Australia — Victoria´s contentious “stay or go” bushfire policy must be urgently revised before the next fire season to highlight its dangers after the deaths of so many people inside houses on Black Saturday, the royal commission investigating the disaster has been told.
Current advice given by the Country Fire Authority understated the risk that people staying to defend their properties might face, counsel assisting the royal commission said.
The royal commission should recommended in its interim findings on August 17 that the policy be amended so residents are warned of the dangers of staying, told that not all houses can be defended and advised to have a contingency plan in case things went wrong.
Revising the policy was one of many sweeping changes the royal commission was urged to recommended before the next fire season, including the CFA adopting a more flexible management structure and improving the way it gives public warnings to communities under threat.
It has also been asked to recommend the reintroduction of public fire refuges and voluntary evacuations in high-risk bushfire zones.
Victorian Premier John Brumby, speaking outside the royal commission, yesterday acknowledged that “a lot of issues” had been raised in the wake of Black Saturday regarding the stay or go policy.
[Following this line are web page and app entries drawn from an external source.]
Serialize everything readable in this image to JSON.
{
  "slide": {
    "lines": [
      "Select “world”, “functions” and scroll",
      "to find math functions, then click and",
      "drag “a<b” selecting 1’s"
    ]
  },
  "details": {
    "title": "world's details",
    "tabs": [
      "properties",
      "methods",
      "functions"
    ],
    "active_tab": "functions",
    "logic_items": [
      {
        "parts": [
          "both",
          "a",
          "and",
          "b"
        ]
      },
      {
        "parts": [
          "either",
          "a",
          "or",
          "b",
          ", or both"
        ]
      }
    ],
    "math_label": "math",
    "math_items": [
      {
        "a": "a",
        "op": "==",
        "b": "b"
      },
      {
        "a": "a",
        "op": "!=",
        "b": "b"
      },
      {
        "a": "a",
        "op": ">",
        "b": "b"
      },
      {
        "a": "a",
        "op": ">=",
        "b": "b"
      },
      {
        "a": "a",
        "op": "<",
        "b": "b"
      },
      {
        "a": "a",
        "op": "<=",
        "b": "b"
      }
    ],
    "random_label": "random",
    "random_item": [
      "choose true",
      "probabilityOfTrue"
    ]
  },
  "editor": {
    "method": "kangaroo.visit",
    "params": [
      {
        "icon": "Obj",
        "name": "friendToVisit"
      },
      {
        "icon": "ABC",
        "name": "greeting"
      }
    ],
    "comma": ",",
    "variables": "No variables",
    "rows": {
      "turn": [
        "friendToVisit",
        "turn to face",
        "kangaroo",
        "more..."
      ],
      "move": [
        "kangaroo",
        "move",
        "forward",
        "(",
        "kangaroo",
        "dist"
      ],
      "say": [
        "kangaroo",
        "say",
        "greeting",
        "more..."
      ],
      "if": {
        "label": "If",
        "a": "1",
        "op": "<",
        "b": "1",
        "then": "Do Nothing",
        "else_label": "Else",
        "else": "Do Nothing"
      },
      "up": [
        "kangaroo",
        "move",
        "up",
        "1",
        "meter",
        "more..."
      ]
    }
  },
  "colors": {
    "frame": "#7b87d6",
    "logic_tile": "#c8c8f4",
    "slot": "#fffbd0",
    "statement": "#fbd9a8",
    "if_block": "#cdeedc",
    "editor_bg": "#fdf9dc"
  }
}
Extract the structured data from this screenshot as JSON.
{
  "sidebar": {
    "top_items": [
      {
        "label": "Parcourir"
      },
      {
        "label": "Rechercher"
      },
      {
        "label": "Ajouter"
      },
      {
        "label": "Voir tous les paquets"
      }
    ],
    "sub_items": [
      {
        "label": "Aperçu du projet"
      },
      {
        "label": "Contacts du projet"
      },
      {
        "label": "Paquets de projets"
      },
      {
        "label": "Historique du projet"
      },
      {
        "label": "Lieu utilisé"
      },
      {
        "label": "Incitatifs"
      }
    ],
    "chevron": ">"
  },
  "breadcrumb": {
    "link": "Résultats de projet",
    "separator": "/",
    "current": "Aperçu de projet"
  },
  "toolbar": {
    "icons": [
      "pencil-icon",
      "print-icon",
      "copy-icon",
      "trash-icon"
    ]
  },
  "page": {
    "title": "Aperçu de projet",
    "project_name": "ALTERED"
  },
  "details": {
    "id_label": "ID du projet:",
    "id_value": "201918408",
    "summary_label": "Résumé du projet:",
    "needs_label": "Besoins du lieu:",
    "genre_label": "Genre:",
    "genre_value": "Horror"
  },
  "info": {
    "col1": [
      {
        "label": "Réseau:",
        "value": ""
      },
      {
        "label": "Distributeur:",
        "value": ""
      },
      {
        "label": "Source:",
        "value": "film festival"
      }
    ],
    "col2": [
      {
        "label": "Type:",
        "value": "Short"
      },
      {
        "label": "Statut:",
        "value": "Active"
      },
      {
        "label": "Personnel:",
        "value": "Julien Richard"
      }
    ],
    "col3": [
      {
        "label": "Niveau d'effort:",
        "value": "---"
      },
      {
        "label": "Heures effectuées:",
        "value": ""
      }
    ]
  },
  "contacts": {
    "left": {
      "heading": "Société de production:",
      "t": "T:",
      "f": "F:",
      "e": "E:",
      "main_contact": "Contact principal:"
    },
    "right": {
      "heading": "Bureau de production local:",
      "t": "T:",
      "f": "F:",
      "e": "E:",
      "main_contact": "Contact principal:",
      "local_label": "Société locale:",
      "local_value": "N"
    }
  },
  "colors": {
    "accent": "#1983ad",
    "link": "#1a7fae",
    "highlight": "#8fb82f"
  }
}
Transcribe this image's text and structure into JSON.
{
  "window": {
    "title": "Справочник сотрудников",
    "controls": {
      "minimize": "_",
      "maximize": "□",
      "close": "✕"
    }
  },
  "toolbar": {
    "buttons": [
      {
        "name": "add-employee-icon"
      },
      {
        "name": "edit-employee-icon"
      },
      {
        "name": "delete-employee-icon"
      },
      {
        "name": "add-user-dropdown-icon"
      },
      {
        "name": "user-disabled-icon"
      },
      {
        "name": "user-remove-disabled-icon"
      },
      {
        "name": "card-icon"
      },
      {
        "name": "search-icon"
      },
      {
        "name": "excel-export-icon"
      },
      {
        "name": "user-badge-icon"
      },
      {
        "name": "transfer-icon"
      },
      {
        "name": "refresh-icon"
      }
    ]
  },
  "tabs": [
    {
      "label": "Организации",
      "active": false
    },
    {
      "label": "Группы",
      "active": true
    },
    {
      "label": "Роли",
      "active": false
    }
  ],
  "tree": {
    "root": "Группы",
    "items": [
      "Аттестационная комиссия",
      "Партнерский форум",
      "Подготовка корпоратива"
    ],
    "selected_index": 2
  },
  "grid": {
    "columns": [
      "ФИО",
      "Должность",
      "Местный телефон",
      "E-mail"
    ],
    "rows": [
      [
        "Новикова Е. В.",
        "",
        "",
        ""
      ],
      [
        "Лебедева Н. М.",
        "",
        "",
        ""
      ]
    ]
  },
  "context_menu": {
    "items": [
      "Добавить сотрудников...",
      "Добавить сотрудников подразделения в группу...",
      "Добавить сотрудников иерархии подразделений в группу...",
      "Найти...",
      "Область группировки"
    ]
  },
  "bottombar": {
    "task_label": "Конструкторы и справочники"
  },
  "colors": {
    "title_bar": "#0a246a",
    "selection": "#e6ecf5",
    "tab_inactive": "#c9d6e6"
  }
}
But neither the government nor the opposition seemed prepared to push for it to be wholly replaced by mass evacuation.
“All of these matters will be examined by the commission but we’ve consistently said the stay or go policy with refinement is the right policy for our state … it is not possible to consider or to contemplate a policy of forced evacuation,” Mr Brumby said.
Junior counsel assisting the royal commission, Lisa Nichols, said the stay or go policy, which advised people to prepare to stay and defend their homes or leave early, sounded simple but was, in fact, complex and required difficult decisions.
One of the requirements, which was for people to assess their own physical and emotional ability to stay and defend their homes, was “difficult if not impossible” to do.
The fact that 113 of the 173 victims of Black Saturday died in homes showed that “the protection of human life must be the overriding objective of the policy”.
“Preservation of assets, while important, is a secondary consideration,” Ms Nichols said.
The CFA should consider how it could provide individual advice to property owners on whether their homes were defendable and report back to the royal commission by September 30, she said.
Counsel assisting the inquiry, Jack Rush QC, told the commission that the CFA had clearly failed to issue “timely, sufficiently detailed or relevant” warnings to communities on Black Saturday.
He said sufficient information was available to provide warnings to communities such as Marysville, Kinglake, Kinglake West, Strathewen and St Andrews during the afternoon of February 7, in some cases hours before they were engulfed by wildfires.
Lawyers for the Victorian government will make their final submission to the royal commission today.